Awareness Tools 

On the left: two participants collaborating on a Physics problem. On the right: what one participant would see with the gaze awarness tool (i.e., the location of the gaze of his/her partner). 

While collaboration betwen students has the potential to support transformative learning experiences, teams are not always more efficient than individuals: group members need to sustain mutual understanding, manage a smooth flow of communication, gather as many solution-relevant pieces of information as possible, reach a consensus, divide tasks equally, make sure to finish the current task within the time limit, treat each other with respect, and actively engage in finding a relevant solution to the problem at hand. With so many constraints, it should not be surprising that a good collaboration is difficult to establish and maintain. One promising approach in supporting group collaboration has emerged over the last decade: Researchers have begun to design awareness tools to support productive interactions among students. Awareness tools provide additional information to a group of students about their peers (e.g., their level of expertise, extraversion, or progression toward a goal). One type of awareness tool sthat we are currenlty investigating are gaze awareness tools. Using synchronized eye-trackers, we conjecture that new technologies can facilitate collaboration by supporting the establishment of joint visual attention.
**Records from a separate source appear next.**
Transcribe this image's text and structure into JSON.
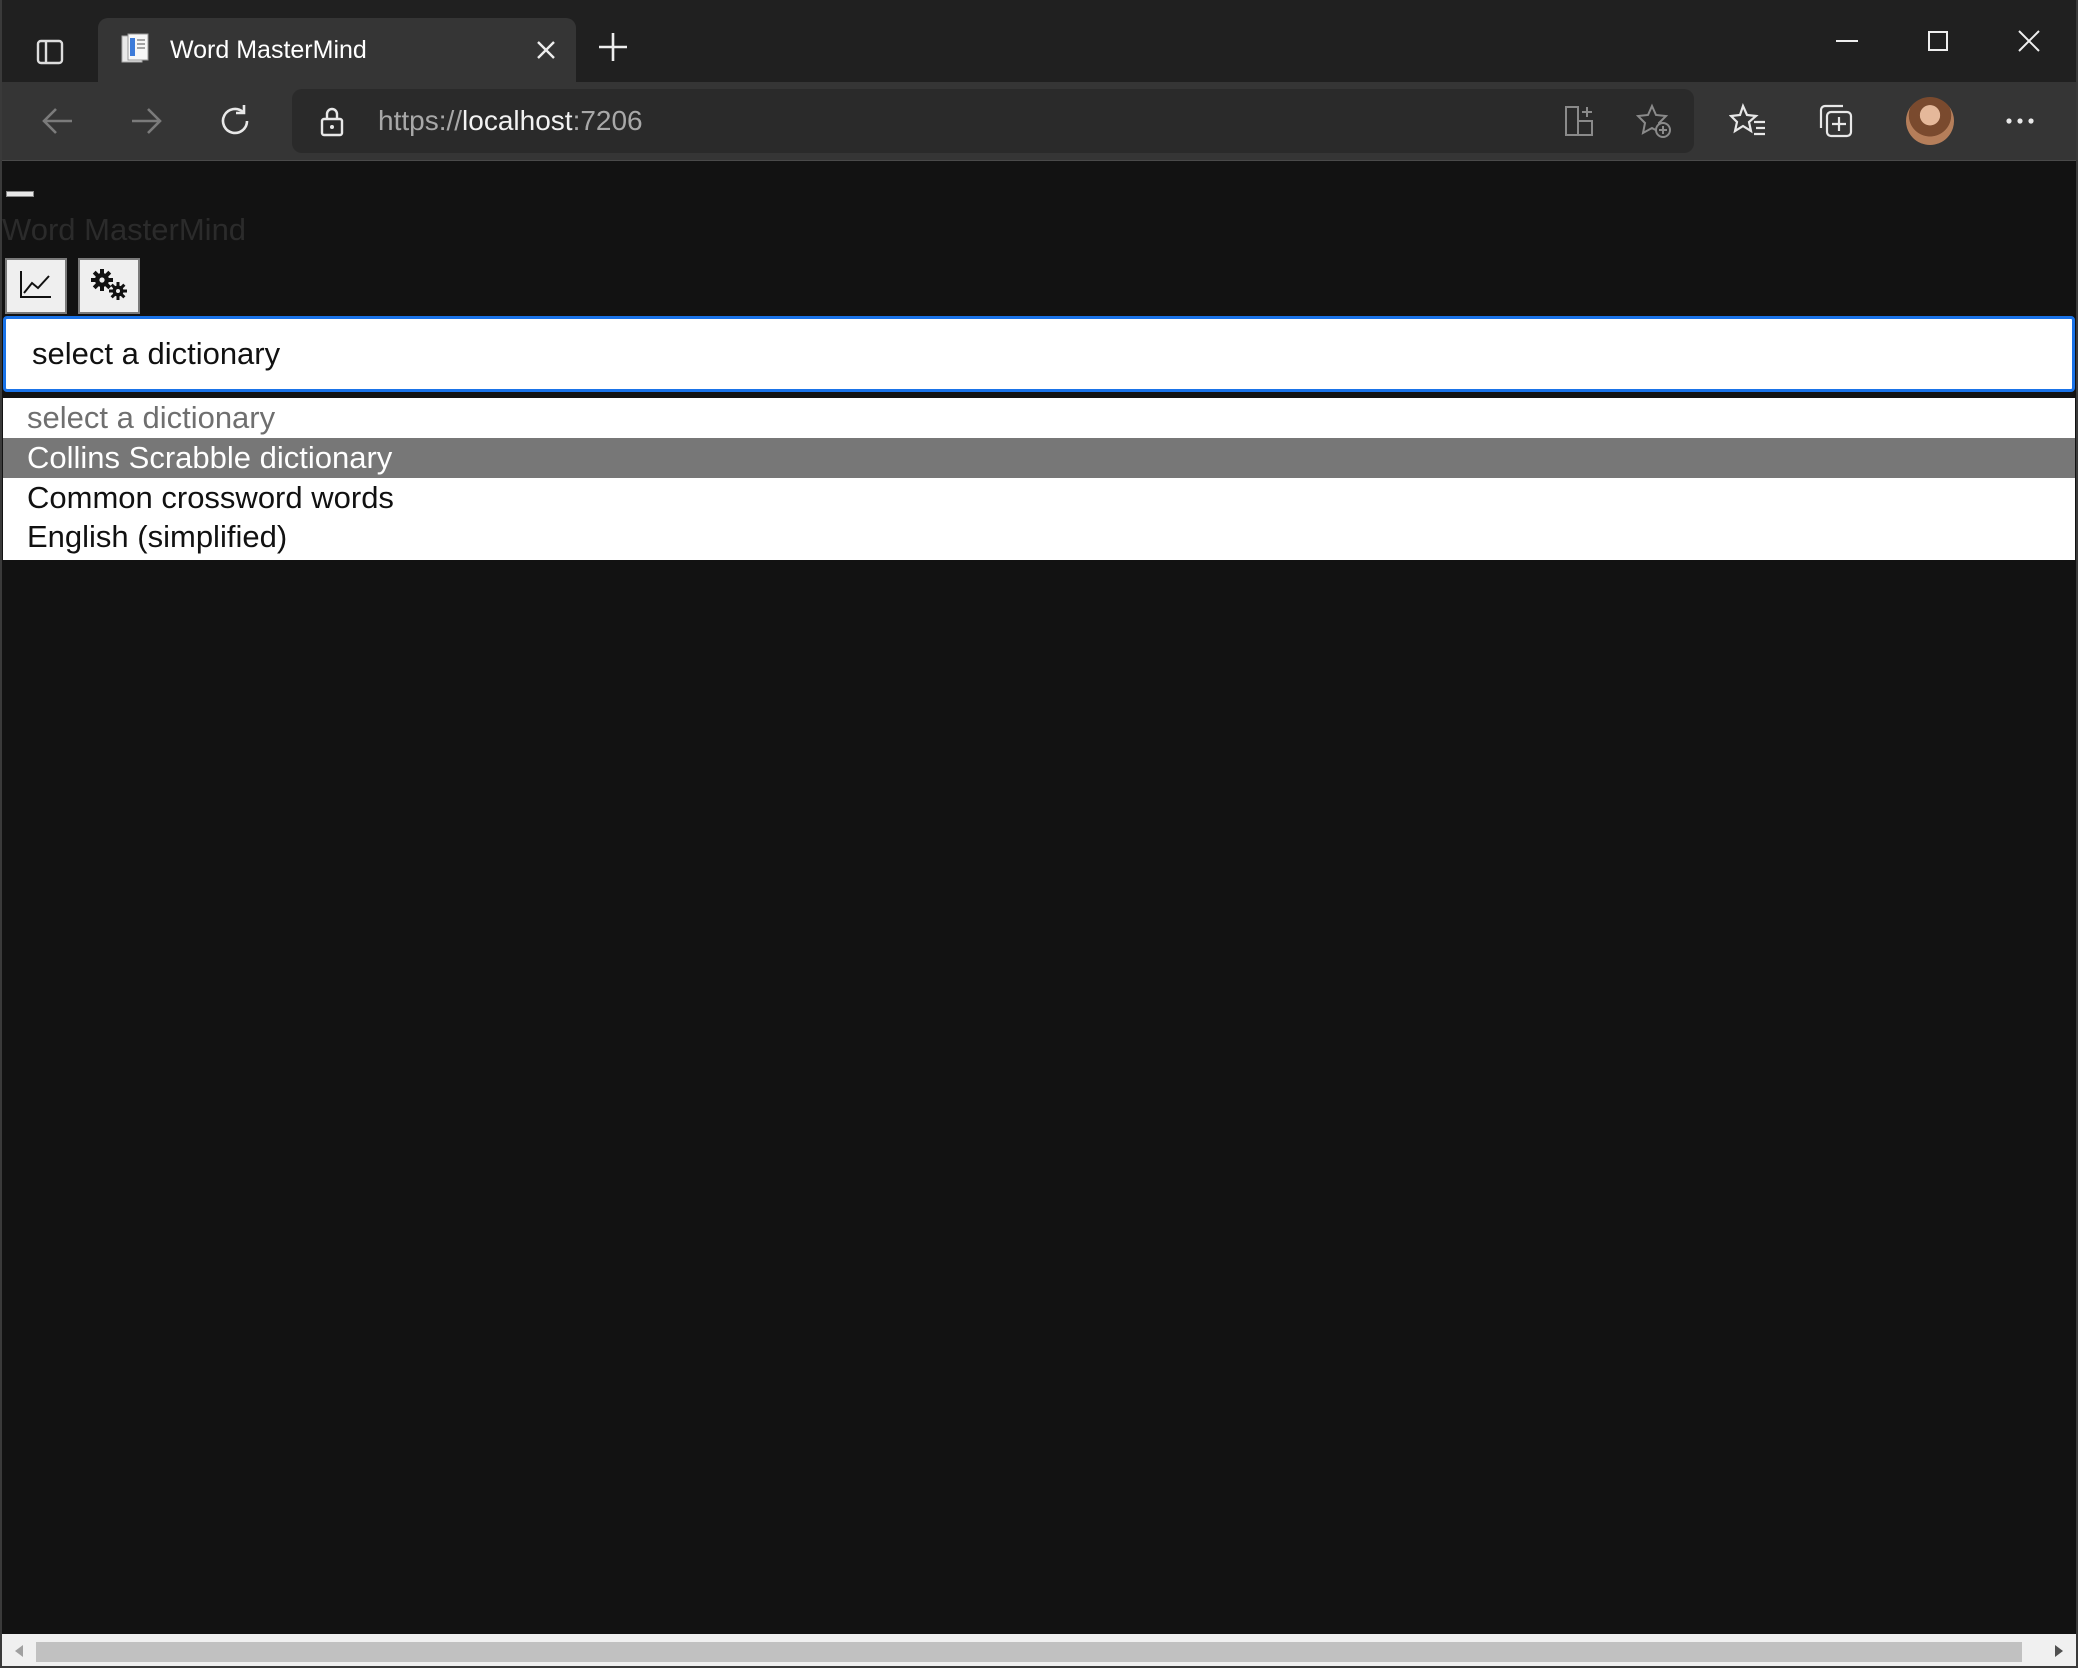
{
  "browser": {
    "tab": {
      "title": "Word MasterMind"
    },
    "url": {
      "scheme": "https://",
      "host": "localhost",
      "port": ":7206"
    }
  },
  "app": {
    "title": "Word MasterMind",
    "buttons": {
      "stats": "chart-line-icon",
      "settings": "gears-icon"
    },
    "dictionary_select": {
      "value": "select a dictionary",
      "options": [
        {
          "label": "select a dictionary",
          "state": "placeholder"
        },
        {
          "label": "Collins Scrabble dictionary",
          "state": "highlighted"
        },
        {
          "label": "Common crossword words",
          "state": "normal"
        },
        {
          "label": "English (simplified)",
          "state": "normal"
        }
      ]
    }
  },
  "colors": {
    "page_background": "#121212",
    "focus_ring": "#1a73e8",
    "highlighted_option": "#777777"
  }
}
In a unique application of eye-tracking technologies, we propose that their use to inform a collaborator about their partner’s gaze during a collaborative learning situation by creating a new real-time perceptual data stream overlaid on the static representation of the learning resource that they each are studying.